Collected data
◇ ◇ ◇ ◇ ◇
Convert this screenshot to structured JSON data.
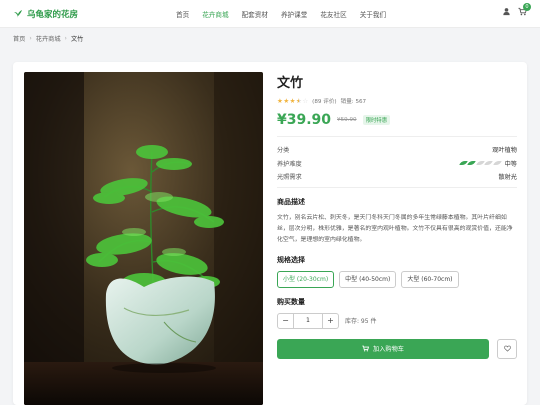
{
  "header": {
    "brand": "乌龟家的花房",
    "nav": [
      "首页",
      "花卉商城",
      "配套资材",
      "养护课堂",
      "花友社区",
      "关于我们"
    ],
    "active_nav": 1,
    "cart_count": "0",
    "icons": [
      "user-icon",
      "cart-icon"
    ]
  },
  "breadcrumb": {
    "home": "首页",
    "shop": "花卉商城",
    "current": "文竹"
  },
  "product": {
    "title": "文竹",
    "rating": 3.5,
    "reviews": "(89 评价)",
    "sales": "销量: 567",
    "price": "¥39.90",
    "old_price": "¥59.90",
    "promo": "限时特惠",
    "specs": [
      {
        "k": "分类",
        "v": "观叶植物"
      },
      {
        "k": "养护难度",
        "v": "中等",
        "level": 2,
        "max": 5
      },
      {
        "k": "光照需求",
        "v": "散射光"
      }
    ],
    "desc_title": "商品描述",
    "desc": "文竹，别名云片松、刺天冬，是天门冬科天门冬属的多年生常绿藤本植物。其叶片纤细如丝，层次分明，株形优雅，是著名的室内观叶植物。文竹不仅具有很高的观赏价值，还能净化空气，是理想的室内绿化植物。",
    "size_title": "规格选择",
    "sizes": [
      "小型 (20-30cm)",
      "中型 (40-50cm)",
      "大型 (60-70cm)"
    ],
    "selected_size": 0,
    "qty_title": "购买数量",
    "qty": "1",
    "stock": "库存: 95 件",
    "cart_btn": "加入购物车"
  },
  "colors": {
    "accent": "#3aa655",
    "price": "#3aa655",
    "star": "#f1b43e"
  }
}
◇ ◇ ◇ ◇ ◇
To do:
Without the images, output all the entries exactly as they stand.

Response area:
Convert this screenshot to structured JSON data.
{
  "header": {
    "brand": "乌龟家的花房",
    "nav": [
      "首页",
      "花卉商城",
      "配套资材",
      "养护课堂",
      "花友社区",
      "关于我们"
    ],
    "active_nav": 1,
    "cart_count": "0",
    "icons": [
      "user-icon",
      "cart-icon"
    ]
  },
  "breadcrumb": {
    "home": "首页",
    "shop": "花卉商城",
    "current": "文竹"
  },
  "product": {
    "title": "文竹",
    "rating": 3.5,
    "reviews": "(89 评价)",
    "sales": "销量: 567",
    "price": "¥39.90",
    "old_price": "¥59.90",
    "promo": "限时特惠",
    "specs": [
      {
        "k": "分类",
        "v": "观叶植物"
      },
      {
        "k": "养护难度",
        "v": "中等",
        "level": 2,
        "max": 5
      },
      {
        "k": "光照需求",
        "v": "散射光"
      }
    ],
    "desc_title": "商品描述",
    "desc": "文竹，别名云片松、刺天冬，是天门冬科天门冬属的多年生常绿藤本植物。其叶片纤细如丝，层次分明，株形优雅，是著名的室内观叶植物。文竹不仅具有很高的观赏价值，还能净化空气，是理想的室内绿化植物。",
    "size_title": "规格选择",
    "sizes": [
      "小型 (20-30cm)",
      "中型 (40-50cm)",
      "大型 (60-70cm)"
    ],
    "selected_size": 0,
    "qty_title": "购买数量",
    "qty": "1",
    "stock": "库存: 95 件",
    "cart_btn": "加入购物车"
  },
  "colors": {
    "accent": "#3aa655",
    "price": "#3aa655",
    "star": "#f1b43e"
  }
}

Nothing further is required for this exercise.